→ Problem requirements: Search the entries for the word "title". Copy each line in which it is found.

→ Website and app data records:
'''
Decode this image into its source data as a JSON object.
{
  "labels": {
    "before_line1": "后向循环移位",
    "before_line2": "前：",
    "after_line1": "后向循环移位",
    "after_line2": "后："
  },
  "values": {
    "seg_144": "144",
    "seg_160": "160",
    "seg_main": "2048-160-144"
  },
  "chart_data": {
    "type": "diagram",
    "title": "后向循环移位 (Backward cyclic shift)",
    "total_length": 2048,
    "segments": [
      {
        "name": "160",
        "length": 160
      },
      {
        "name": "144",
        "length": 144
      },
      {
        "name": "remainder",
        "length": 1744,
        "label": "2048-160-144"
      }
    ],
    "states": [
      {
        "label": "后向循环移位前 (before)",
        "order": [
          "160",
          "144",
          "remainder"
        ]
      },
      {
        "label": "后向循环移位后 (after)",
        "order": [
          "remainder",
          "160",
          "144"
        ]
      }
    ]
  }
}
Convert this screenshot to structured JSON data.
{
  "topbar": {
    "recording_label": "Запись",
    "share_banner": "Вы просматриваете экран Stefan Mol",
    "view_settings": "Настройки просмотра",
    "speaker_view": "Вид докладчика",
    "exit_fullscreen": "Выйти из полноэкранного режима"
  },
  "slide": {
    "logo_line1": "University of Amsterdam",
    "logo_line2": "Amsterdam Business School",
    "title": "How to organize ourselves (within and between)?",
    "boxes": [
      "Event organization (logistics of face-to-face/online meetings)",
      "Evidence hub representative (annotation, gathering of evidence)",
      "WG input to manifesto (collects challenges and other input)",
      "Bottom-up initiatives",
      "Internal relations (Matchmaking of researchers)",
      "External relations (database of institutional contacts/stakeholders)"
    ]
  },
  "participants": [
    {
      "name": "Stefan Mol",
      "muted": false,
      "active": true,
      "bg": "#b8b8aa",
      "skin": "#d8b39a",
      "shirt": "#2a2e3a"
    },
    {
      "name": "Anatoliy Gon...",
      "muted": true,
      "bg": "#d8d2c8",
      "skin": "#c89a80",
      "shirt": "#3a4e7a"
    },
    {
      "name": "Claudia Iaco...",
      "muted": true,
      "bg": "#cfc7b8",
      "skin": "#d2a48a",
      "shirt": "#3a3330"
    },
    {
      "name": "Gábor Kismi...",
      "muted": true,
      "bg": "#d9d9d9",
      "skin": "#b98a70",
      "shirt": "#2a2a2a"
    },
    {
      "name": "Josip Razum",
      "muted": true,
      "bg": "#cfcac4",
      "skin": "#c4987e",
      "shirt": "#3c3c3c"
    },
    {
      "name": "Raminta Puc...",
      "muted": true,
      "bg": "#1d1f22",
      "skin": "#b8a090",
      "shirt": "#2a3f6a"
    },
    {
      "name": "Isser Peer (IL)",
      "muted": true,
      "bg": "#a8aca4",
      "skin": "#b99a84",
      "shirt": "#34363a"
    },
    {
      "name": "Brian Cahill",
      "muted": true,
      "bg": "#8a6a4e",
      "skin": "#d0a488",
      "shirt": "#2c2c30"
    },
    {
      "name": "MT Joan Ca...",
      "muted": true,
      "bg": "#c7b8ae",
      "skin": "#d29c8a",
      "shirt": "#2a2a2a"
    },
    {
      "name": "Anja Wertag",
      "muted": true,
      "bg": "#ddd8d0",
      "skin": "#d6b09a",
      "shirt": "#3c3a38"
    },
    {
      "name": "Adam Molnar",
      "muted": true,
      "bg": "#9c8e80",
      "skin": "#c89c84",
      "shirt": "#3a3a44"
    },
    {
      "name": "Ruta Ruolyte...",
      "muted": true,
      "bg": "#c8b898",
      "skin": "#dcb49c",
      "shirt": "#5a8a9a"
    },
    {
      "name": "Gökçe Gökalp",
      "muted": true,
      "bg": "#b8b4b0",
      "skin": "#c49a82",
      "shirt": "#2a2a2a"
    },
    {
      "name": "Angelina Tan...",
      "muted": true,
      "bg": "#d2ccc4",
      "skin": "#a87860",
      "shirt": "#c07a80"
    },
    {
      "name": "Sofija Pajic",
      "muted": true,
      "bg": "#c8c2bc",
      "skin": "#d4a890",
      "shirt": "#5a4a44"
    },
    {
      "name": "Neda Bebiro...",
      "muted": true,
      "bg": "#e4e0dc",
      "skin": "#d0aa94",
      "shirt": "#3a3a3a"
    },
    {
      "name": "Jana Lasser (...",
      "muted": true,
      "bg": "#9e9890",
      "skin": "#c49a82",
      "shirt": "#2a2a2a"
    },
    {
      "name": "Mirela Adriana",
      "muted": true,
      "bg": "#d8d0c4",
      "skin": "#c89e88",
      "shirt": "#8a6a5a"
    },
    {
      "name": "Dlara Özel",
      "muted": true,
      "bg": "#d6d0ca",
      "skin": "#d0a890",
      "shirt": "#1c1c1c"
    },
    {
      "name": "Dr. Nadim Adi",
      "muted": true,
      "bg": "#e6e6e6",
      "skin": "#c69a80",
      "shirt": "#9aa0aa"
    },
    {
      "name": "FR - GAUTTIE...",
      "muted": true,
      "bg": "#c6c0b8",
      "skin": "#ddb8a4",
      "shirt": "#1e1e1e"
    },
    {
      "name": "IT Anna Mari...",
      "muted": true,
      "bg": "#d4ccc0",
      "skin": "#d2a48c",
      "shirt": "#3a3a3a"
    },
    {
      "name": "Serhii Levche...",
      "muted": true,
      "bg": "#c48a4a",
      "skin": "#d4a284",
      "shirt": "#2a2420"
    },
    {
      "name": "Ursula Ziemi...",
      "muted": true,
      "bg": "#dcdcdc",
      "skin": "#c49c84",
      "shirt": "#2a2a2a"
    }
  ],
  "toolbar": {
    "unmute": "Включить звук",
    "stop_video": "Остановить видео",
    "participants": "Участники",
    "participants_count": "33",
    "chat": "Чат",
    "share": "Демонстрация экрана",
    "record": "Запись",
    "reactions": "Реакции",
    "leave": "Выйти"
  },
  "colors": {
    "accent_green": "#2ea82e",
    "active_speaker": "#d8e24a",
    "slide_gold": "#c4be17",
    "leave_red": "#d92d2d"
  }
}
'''
→ Task output:
    "title": "后向循环移位 (Backward cyclic shift)",
    "title": "How to organize ourselves (within and between)?",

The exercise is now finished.